- William Keith Chambers Guthrie, Orpheus and Greek Religion: a Study of the Orphic Movement, 1935.
- Clifford H. Moore, Religious Thought of the Greeks, 1916.
- Erwin Rohde, Psyche, 1925. cf. Chapter 10, The Orphics.
- William Smith, Dictionary of Greek and Roman Biography and Mythology, 1870, article on Orpheus, http://www.ancientlibrary.com/smith-bio/2392.html
- The Mystical Hymns of Orpheus (tr. Thomas Taylor), 1896. http://www.sacred-texts.com/cla/hoo
- Martin Litchfield West, The Orphic Poems, 1983. There is a sub-thesis in this work that early Greek religion was heavily influenced by Central Asian shamanistic practices.

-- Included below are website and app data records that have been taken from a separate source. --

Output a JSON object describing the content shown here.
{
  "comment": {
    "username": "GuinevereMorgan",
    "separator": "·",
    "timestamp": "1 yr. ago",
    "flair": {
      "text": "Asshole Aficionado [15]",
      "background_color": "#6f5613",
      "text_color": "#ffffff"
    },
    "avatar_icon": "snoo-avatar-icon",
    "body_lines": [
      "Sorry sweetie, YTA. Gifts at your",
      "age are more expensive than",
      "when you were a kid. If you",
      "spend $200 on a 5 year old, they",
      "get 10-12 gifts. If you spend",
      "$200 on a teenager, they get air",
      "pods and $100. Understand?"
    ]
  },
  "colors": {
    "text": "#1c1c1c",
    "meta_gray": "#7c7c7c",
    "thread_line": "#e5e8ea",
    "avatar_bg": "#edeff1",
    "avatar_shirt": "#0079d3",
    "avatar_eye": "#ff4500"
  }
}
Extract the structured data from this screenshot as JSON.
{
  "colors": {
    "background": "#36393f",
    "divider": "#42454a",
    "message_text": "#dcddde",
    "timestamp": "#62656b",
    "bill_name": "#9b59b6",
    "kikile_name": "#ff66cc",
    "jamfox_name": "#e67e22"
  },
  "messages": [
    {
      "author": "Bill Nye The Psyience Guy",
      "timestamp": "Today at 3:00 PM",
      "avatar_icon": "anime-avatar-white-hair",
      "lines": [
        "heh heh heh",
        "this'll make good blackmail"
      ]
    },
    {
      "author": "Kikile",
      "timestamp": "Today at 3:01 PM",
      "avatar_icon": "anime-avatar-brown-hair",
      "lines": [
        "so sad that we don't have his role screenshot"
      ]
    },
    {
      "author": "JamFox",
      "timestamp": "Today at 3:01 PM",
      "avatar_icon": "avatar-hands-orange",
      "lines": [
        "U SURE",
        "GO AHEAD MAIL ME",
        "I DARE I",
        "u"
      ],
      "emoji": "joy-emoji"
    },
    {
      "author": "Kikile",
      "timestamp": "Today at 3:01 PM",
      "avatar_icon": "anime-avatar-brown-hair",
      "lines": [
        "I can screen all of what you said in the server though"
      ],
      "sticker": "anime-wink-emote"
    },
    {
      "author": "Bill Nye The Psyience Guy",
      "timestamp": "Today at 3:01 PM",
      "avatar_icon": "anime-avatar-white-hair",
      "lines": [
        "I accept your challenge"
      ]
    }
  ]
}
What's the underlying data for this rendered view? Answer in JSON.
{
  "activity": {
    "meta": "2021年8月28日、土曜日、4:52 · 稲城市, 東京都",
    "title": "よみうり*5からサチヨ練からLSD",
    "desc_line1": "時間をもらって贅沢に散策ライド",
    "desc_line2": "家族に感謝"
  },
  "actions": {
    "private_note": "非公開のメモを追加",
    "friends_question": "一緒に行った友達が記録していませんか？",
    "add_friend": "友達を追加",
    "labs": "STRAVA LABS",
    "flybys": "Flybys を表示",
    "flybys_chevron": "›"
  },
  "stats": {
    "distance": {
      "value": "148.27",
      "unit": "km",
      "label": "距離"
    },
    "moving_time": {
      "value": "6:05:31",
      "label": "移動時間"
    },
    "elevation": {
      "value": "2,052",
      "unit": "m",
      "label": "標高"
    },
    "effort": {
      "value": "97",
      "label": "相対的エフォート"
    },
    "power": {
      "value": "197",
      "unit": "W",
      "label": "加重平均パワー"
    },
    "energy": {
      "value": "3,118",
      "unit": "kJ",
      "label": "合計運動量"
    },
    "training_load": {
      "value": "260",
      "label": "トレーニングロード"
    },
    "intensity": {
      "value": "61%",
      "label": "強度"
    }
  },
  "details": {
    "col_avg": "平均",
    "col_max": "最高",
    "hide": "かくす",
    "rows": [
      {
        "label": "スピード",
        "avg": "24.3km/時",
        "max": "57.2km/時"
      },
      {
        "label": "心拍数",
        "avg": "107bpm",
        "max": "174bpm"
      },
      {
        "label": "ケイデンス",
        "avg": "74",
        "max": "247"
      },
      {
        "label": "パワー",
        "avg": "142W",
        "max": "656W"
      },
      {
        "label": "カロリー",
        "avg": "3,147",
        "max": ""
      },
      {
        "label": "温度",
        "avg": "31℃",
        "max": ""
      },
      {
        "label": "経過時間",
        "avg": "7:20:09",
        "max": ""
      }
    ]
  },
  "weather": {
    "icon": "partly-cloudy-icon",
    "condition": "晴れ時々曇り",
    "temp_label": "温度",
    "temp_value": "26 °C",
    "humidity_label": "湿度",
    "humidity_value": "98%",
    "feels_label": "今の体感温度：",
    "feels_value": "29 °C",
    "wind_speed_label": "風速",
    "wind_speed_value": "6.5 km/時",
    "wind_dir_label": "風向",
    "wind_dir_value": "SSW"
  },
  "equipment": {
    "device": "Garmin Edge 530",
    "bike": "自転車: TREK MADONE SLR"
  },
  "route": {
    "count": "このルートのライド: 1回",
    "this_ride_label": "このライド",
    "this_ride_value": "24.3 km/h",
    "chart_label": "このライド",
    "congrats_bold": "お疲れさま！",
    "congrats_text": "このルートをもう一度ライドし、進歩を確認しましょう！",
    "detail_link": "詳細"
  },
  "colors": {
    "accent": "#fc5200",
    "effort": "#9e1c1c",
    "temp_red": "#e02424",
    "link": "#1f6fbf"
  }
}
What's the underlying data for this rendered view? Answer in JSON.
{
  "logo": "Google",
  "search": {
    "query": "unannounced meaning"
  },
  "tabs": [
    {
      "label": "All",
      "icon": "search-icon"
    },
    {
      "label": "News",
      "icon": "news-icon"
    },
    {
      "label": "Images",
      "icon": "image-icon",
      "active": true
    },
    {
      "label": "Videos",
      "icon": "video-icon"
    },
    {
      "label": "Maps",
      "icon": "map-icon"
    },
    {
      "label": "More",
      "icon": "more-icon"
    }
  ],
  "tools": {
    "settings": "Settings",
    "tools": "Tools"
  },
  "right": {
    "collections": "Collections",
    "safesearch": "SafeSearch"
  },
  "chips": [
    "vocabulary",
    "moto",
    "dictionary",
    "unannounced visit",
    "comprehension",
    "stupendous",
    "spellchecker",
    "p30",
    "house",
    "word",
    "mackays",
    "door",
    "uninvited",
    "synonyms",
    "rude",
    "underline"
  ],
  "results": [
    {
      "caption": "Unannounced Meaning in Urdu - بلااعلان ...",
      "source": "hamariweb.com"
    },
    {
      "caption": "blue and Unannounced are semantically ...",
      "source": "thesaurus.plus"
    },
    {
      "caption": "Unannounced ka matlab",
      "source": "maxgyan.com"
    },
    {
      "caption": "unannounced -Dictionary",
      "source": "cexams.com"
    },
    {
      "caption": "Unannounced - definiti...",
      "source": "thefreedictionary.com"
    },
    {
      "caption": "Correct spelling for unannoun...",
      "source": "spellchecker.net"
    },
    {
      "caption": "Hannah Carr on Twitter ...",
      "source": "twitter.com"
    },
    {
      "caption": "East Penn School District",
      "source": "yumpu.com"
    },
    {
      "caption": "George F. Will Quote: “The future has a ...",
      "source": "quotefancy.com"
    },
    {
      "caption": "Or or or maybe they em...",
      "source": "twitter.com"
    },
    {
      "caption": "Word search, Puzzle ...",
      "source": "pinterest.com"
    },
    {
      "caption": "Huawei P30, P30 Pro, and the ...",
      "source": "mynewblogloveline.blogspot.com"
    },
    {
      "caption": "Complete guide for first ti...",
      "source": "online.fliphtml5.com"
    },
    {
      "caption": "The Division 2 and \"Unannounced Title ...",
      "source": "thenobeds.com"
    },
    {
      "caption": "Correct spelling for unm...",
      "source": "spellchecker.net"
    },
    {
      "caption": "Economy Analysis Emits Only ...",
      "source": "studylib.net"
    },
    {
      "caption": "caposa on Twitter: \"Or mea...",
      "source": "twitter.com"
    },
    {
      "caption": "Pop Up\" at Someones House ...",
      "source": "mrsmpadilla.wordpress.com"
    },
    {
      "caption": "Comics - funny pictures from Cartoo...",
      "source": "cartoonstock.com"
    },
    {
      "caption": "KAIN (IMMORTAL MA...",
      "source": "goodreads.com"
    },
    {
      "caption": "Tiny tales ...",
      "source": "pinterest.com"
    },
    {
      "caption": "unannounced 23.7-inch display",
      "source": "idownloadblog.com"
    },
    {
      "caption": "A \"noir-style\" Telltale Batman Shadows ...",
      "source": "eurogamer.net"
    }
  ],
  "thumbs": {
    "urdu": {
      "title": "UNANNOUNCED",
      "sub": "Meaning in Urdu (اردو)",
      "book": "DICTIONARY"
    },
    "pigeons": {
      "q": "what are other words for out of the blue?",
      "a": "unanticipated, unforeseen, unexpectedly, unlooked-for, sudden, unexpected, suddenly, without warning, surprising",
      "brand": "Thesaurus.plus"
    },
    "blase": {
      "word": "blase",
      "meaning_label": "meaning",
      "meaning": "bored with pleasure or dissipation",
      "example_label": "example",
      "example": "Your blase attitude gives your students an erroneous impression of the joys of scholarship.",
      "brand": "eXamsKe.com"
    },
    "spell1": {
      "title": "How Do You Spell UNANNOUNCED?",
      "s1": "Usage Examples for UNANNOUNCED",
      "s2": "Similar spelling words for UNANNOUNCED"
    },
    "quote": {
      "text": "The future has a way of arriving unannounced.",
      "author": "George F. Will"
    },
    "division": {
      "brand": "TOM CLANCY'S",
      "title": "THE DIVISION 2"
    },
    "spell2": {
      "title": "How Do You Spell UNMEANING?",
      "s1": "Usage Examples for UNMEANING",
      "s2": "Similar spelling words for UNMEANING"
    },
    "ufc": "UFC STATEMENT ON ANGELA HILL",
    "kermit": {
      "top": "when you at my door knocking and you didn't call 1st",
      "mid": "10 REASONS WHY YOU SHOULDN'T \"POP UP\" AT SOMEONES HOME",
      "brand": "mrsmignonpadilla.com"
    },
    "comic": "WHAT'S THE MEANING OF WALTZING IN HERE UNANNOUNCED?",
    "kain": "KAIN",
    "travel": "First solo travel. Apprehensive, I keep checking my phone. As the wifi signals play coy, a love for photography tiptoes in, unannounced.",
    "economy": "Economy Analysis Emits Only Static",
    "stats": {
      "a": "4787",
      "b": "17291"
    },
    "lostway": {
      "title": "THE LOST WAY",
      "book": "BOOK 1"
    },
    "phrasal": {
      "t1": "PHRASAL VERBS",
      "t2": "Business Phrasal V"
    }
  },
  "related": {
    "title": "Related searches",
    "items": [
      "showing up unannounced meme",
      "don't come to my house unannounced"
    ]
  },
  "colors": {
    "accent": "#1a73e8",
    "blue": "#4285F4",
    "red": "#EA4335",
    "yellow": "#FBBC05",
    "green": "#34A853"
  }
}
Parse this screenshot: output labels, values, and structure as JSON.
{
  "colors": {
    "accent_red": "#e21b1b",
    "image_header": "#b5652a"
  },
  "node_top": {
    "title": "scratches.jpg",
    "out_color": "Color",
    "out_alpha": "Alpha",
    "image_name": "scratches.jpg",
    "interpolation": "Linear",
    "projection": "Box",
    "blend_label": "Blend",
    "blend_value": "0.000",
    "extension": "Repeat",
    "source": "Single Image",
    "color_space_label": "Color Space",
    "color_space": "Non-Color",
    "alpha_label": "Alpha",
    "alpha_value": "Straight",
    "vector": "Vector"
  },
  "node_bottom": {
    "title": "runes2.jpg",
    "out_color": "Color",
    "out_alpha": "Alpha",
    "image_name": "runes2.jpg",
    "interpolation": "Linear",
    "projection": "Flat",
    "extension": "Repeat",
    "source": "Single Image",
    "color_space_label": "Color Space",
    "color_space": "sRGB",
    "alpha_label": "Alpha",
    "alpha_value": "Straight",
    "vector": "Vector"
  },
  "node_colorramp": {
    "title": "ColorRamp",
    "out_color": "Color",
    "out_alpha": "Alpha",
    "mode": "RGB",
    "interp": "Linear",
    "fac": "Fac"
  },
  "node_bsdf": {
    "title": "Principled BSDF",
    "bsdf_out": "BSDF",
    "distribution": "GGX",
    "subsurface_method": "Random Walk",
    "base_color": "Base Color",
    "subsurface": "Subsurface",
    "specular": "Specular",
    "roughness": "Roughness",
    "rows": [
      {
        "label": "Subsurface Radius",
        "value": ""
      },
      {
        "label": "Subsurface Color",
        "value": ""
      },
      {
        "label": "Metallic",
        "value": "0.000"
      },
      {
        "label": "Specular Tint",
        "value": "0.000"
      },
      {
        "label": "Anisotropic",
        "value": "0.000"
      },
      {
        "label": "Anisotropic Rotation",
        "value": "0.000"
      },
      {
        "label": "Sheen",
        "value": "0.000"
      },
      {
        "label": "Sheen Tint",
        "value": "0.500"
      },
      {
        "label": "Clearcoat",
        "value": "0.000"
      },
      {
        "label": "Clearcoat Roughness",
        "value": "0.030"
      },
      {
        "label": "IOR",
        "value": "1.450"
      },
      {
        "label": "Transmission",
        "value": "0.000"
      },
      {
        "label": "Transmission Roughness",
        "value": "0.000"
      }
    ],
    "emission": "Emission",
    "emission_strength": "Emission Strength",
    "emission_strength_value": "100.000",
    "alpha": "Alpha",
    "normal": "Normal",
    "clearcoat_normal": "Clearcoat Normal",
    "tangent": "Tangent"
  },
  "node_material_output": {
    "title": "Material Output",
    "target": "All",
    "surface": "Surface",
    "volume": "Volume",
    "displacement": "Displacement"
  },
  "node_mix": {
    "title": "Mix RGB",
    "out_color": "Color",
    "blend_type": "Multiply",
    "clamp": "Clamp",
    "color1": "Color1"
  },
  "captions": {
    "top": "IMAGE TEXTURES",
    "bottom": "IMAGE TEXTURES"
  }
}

One major point of contact was the ancient Crimean city of Olbia.
- Margaret Fuller Ossoli, Orpheus, a sonnet about his trip to the underworld.
Orpheus in Bulgarian: Орфей
Orpheus in Catalan: Orfeu
Orpheus in Czech: Orfeus
Orpheus in Danish: Orfeus
Orpheus in German: Orpheus
Orpheus in Modern Greek (1453-): Ορφέας (μυθολογία)
Orpheus in Spanish: Orfeo
Orpheus in Esperanto: Orfeo
Orpheus in French: Orphée
Orpheus in Korean: 오르페우스
Orpheus in Croatian: Orfej
Orpheus in Italian: Orfeo
Orpheus in Hebrew: אורפיאוס
Orpheus in Latin: Orpheus
Orpheus in Lithuanian: Orfėjas
Orpheus in Dutch: Orpheus
Orpheus in Japanese: オルフェウス
Orpheus in Polish: Orfeusz
Orpheus in Portuguese: Orfeu
Orpheus in Romanian: Orfeu
Orpheus in Russian: Орфей
Orpheus in Serbian: Орфеј
Orpheus in Finnish: Orfeus
Orpheus in Swedish: Orfeus
Orpheus in Vietnamese: Orpheus
Orpheus in Turkish: Orfe
Orpheus in Ukrainian: Орфей
Orpheus in Chinese: 俄耳甫斯